Work instructions
If a line in the entries below includes the string "구인합니다", copy it out.
[[ Input records open ]]
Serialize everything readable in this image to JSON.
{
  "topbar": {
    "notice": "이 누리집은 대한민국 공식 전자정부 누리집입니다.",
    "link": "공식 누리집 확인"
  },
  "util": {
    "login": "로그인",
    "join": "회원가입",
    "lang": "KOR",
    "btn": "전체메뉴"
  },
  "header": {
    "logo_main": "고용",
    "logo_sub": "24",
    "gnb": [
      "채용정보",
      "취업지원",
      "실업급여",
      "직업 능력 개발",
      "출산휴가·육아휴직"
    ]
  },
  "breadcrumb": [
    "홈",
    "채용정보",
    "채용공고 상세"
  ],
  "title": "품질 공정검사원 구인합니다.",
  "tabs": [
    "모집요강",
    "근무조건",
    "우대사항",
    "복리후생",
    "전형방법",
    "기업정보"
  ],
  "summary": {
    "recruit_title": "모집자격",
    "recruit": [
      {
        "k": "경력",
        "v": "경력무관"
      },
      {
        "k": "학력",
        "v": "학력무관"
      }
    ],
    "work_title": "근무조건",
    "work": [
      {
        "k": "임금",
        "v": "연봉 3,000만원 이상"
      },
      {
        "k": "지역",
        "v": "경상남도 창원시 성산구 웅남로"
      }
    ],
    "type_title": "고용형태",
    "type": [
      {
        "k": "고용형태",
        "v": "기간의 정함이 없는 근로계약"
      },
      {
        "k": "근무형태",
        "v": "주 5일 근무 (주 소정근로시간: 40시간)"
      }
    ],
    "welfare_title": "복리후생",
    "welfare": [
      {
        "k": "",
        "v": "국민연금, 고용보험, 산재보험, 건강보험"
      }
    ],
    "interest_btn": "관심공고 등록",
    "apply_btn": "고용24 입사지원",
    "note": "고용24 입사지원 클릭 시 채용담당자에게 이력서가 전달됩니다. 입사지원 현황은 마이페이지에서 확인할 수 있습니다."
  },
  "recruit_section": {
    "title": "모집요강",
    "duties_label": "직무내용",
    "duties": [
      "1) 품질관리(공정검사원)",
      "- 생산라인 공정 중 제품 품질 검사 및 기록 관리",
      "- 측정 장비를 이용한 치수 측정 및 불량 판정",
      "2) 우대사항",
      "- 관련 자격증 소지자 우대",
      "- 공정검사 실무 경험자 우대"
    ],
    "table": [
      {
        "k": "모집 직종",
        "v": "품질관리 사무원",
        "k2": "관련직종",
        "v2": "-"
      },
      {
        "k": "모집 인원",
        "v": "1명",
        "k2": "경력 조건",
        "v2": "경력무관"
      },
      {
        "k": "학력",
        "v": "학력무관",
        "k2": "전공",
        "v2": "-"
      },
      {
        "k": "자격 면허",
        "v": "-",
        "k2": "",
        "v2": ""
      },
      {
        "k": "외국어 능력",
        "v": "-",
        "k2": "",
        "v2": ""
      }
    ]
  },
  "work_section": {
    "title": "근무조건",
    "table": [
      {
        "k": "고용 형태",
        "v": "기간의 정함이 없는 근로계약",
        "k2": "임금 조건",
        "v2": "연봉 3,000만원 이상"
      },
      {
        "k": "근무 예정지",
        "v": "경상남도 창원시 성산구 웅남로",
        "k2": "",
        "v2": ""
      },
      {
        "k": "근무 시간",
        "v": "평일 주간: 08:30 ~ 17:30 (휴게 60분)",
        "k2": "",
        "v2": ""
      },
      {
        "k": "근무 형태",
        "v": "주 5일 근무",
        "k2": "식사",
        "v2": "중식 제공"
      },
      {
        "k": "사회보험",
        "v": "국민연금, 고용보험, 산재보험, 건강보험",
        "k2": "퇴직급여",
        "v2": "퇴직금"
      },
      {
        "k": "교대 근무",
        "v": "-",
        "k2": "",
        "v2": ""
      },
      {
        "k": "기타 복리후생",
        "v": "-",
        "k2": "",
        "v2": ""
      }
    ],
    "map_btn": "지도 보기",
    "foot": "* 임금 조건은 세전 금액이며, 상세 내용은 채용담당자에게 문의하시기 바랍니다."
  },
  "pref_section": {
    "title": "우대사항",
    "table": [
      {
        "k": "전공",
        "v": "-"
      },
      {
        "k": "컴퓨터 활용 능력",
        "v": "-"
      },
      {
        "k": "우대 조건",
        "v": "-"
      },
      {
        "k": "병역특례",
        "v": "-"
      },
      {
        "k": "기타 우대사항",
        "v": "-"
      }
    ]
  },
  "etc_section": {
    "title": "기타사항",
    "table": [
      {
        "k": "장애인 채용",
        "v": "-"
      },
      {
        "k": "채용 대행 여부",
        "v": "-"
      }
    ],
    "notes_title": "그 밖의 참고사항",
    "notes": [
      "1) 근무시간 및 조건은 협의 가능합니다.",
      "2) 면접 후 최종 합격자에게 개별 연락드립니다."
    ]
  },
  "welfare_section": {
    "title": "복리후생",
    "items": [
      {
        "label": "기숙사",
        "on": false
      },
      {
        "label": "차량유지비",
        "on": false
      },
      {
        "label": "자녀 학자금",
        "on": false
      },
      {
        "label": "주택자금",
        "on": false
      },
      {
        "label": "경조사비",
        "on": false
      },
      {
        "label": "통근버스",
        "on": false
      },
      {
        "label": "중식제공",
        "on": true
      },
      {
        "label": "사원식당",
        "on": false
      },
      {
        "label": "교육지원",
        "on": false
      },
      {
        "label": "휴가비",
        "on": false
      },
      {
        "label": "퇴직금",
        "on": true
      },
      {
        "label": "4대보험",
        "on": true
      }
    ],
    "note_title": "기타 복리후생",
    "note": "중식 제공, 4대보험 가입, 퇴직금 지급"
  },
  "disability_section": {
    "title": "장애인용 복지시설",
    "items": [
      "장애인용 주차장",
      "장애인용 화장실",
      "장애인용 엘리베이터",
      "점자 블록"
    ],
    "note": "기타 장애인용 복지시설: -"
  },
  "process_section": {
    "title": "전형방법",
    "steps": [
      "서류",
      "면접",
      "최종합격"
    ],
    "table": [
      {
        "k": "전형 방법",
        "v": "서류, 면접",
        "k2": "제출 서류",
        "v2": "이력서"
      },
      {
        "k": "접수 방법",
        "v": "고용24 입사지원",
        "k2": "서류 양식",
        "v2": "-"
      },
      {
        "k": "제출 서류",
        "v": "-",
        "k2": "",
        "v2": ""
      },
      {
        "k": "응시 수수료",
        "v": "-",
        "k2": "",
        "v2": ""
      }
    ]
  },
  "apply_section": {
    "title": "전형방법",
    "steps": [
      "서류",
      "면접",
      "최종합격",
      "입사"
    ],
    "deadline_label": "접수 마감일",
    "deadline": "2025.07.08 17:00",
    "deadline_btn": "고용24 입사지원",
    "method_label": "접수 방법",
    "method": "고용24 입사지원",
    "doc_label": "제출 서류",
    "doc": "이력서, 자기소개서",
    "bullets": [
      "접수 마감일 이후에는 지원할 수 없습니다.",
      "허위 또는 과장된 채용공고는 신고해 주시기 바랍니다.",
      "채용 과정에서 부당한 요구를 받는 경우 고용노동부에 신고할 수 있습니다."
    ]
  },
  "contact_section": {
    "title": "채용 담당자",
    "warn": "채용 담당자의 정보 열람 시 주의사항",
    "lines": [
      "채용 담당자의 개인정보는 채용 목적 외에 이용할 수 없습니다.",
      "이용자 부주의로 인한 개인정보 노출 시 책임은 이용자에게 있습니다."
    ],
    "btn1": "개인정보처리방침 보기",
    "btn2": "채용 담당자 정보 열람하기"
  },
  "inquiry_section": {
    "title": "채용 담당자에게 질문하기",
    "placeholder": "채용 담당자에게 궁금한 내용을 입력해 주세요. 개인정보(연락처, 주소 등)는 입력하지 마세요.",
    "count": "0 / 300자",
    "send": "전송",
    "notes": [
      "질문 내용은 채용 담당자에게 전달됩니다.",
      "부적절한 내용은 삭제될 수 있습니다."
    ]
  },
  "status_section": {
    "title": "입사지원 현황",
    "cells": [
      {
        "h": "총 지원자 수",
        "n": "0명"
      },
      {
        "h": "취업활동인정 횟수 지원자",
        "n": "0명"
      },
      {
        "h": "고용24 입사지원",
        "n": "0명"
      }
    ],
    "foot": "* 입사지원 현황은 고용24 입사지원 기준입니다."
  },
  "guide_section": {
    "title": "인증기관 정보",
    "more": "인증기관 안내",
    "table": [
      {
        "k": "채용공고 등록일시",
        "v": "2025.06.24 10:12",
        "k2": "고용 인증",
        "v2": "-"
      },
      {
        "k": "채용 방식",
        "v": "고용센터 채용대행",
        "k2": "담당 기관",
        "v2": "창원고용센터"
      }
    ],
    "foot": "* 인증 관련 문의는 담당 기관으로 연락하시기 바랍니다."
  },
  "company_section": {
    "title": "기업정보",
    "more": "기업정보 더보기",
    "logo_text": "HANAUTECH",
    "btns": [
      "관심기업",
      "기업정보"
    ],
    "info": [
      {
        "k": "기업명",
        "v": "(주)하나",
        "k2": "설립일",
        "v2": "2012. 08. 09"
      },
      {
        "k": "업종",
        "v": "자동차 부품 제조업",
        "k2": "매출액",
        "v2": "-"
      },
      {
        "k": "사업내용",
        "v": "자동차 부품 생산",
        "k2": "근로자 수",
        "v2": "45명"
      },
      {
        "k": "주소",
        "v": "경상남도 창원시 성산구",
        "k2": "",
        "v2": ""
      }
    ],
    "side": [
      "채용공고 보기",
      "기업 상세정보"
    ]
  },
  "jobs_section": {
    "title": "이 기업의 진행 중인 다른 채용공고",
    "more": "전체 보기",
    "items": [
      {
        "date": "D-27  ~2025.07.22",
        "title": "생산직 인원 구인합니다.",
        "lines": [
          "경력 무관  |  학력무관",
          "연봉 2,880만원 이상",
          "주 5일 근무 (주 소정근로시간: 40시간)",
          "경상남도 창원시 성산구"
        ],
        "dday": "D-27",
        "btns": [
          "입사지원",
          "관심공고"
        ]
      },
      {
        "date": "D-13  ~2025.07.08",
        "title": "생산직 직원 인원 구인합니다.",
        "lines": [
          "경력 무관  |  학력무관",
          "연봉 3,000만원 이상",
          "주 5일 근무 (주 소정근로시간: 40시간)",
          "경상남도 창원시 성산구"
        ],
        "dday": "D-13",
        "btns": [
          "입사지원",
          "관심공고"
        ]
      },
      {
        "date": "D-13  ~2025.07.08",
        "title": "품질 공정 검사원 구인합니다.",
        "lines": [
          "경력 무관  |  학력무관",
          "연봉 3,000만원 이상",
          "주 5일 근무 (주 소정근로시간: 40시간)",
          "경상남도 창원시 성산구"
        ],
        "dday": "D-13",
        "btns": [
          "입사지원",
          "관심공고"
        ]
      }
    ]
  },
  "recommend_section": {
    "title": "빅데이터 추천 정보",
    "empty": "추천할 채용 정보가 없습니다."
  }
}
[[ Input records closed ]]
Solution to this problem
  "title": "품질 공정검사원 구인합니다.",
        "title": "생산직 인원 구인합니다.",
        "title": "생산직 직원 인원 구인합니다.",
        "title": "품질 공정 검사원 구인합니다.",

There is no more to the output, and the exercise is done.